** Opening Data extracts block **

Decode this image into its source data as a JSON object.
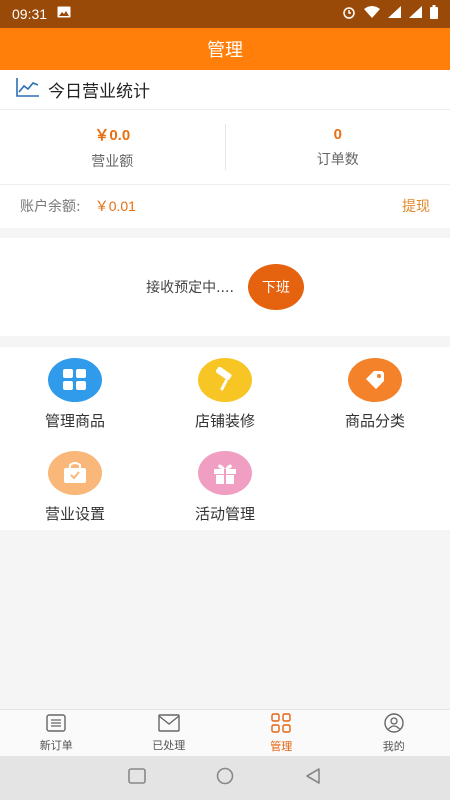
{
  "status_bar": {
    "time": "09:31",
    "icons": [
      "image-icon",
      "alarm-icon",
      "wifi-icon",
      "signal-icon",
      "signal-icon",
      "battery-icon"
    ]
  },
  "header": {
    "title": "管理"
  },
  "stats": {
    "title": "今日营业统计",
    "revenue_value": "￥0.0",
    "revenue_label": "营业额",
    "orders_value": "0",
    "orders_label": "订单数",
    "balance_label": "账户余额:",
    "balance_value": "￥0.01",
    "withdraw_label": "提现"
  },
  "receive": {
    "status_text": "接收预定中....",
    "button_label": "下班"
  },
  "menu": {
    "items": [
      {
        "label": "管理商品",
        "icon": "grid-icon",
        "color": "#2f9bea"
      },
      {
        "label": "店铺装修",
        "icon": "paint-roller-icon",
        "color": "#f7c524"
      },
      {
        "label": "商品分类",
        "icon": "tag-icon",
        "color": "#f4822a"
      },
      {
        "label": "营业设置",
        "icon": "shopping-bag-icon",
        "color": "#f9b77a"
      },
      {
        "label": "活动管理",
        "icon": "gift-icon",
        "color": "#f09ec1"
      }
    ]
  },
  "bottom_nav": {
    "items": [
      {
        "label": "新订单",
        "icon": "list-icon"
      },
      {
        "label": "已处理",
        "icon": "mail-icon"
      },
      {
        "label": "管理",
        "icon": "grid-icon",
        "active": true
      },
      {
        "label": "我的",
        "icon": "user-icon"
      }
    ]
  },
  "colors": {
    "accent": "#ff7f0a",
    "status_bar": "#9a4a08",
    "value_orange": "#e86f10",
    "button": "#e5620f"
  }
}
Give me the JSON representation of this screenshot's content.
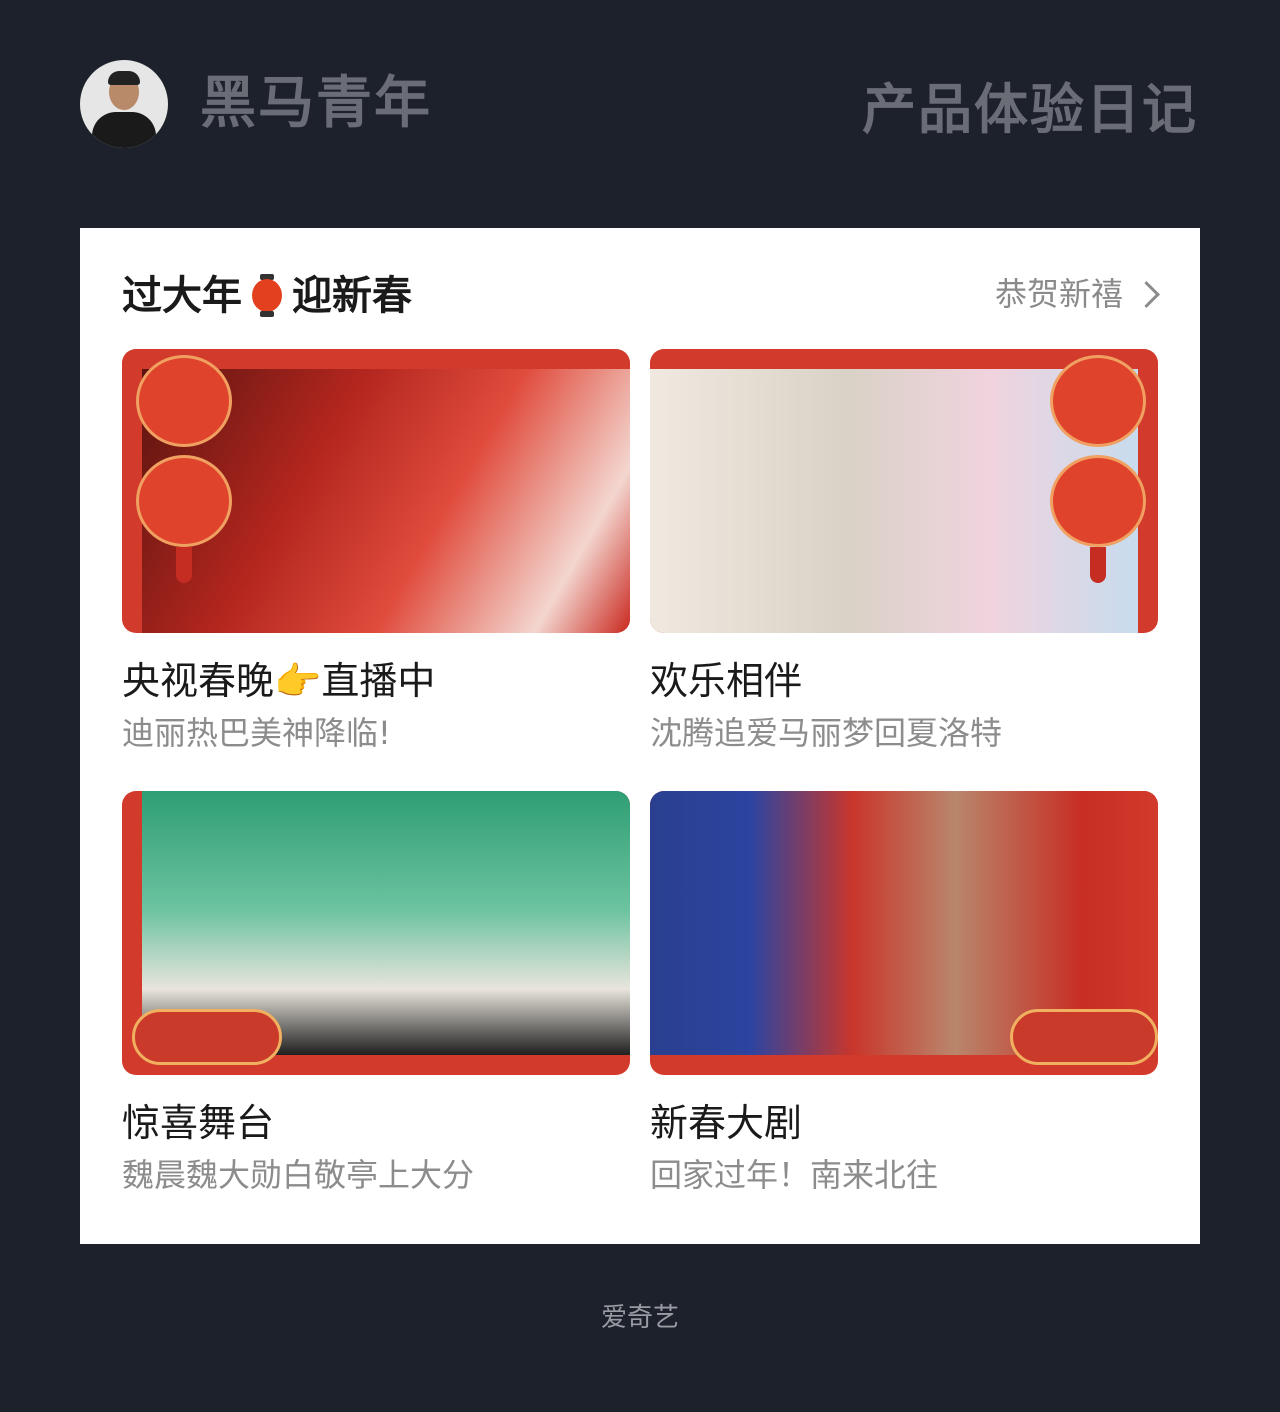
{
  "header": {
    "brand": "黑马青年",
    "diary": "产品体验日记"
  },
  "section": {
    "title_left": "过大年",
    "title_right": "迎新春",
    "more_label": "恭贺新禧"
  },
  "tiles": [
    {
      "title": "央视春晚👉直播中",
      "subtitle": "迪丽热巴美神降临!"
    },
    {
      "title": "欢乐相伴",
      "subtitle": "沈腾追爱马丽梦回夏洛特"
    },
    {
      "title": "惊喜舞台",
      "subtitle": "魏晨魏大勋白敬亭上大分"
    },
    {
      "title": "新春大剧",
      "subtitle": "回家过年！南来北往"
    }
  ],
  "footer": "爱奇艺",
  "colors": {
    "background": "#1d212b",
    "card": "#ffffff",
    "festive_red": "#d23a2b",
    "muted_text": "#8c8c8c"
  }
}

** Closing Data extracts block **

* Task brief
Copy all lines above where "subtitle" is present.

* Finished exercise
      "subtitle": "迪丽热巴美神降临!"
      "subtitle": "沈腾追爱马丽梦回夏洛特"
      "subtitle": "魏晨魏大勋白敬亭上大分"
      "subtitle": "回家过年！南来北往"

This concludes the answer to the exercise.